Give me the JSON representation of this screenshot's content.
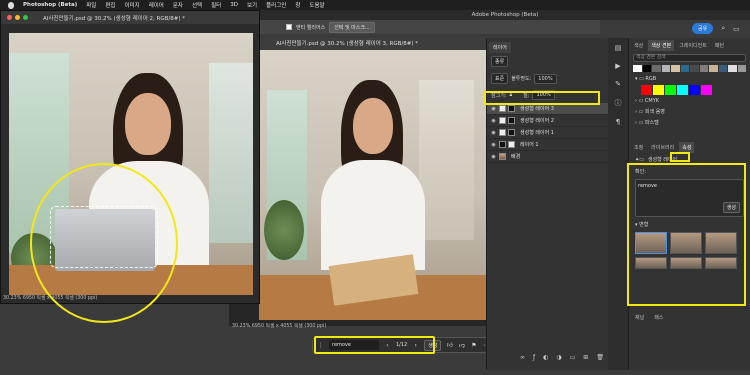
{
  "menubar": {
    "app": "Photoshop (Beta)",
    "items": [
      "파일",
      "편집",
      "이미지",
      "레이어",
      "문자",
      "선택",
      "필터",
      "3D",
      "보기",
      "플러그인",
      "창",
      "도움말"
    ]
  },
  "window_title": "Adobe Photoshop (Beta)",
  "options_bar": {
    "checkbox_label": "앤티 앨리어스",
    "select_mask": "선택 및 마스크..."
  },
  "share_button": "공유",
  "float_doc": {
    "title": "AI사진만들기.psd @ 30.2% (생성형 레이어 2, RGB/8#) *",
    "status": "30.23%    6950 픽셀 x 4055 픽셀 (300 ppi)"
  },
  "main_doc": {
    "title": "AI사진만들기.psd @ 30.2% (생성형 레이어 3, RGB/8#) *",
    "status": "30.23%    6950 픽셀 x 4055 픽셀 (300 ppi)"
  },
  "context_bar": {
    "prompt": "remove",
    "counter": "1/12",
    "generate": "생성",
    "prev": "‹",
    "next": "›"
  },
  "layers_panel": {
    "tab": "레이어",
    "kind": "종류",
    "blend": "표준",
    "opacity_label": "불투명도:",
    "opacity_value": "100%",
    "lock_label": "잠그기:",
    "fill_label": "칠:",
    "fill_value": "100%",
    "layers": [
      {
        "name": "생성형 레이어 3",
        "selected": true
      },
      {
        "name": "생성형 레이어 2",
        "selected": false
      },
      {
        "name": "생성형 레이어 1",
        "selected": false
      },
      {
        "name": "레이어 1",
        "selected": false
      },
      {
        "name": "배경",
        "selected": false
      }
    ]
  },
  "swatches_panel": {
    "tabs": [
      "색상",
      "색상 견본",
      "그레이디언트",
      "패턴"
    ],
    "search": "색상 견본 검색",
    "groups": [
      "RGB",
      "CMYK",
      "회색 음영",
      "파스텔"
    ],
    "top_colors": [
      "#ffffff",
      "#000000",
      "#6b6b6b",
      "#b5b5b5",
      "#d7c2a6",
      "#2a6b8f",
      "#4a4a4a",
      "#7d7d7d",
      "#c9b49a",
      "#3a5c7a",
      "#e0e0e0",
      "#999999"
    ],
    "rgb_colors": [
      "#ff0000",
      "#ffff00",
      "#00ff00",
      "#00ffff",
      "#0000ff",
      "#ff00ff"
    ]
  },
  "properties_panel": {
    "tabs": [
      "조정",
      "라이브러리",
      "속성"
    ],
    "active_tab": "속성",
    "header": "생성형 레이어",
    "prompt_label": "확인:",
    "prompt_value": "remove",
    "generate": "생성",
    "variations_label": "변형"
  },
  "bottom_tabs": [
    "채널",
    "패스"
  ]
}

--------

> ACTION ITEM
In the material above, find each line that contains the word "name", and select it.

> RESULT FOR THIS TASK
        "name": "생성형 레이어 3",
        "name": "생성형 레이어 2",
        "name": "생성형 레이어 1",
        "name": "레이어 1",
        "name": "배경",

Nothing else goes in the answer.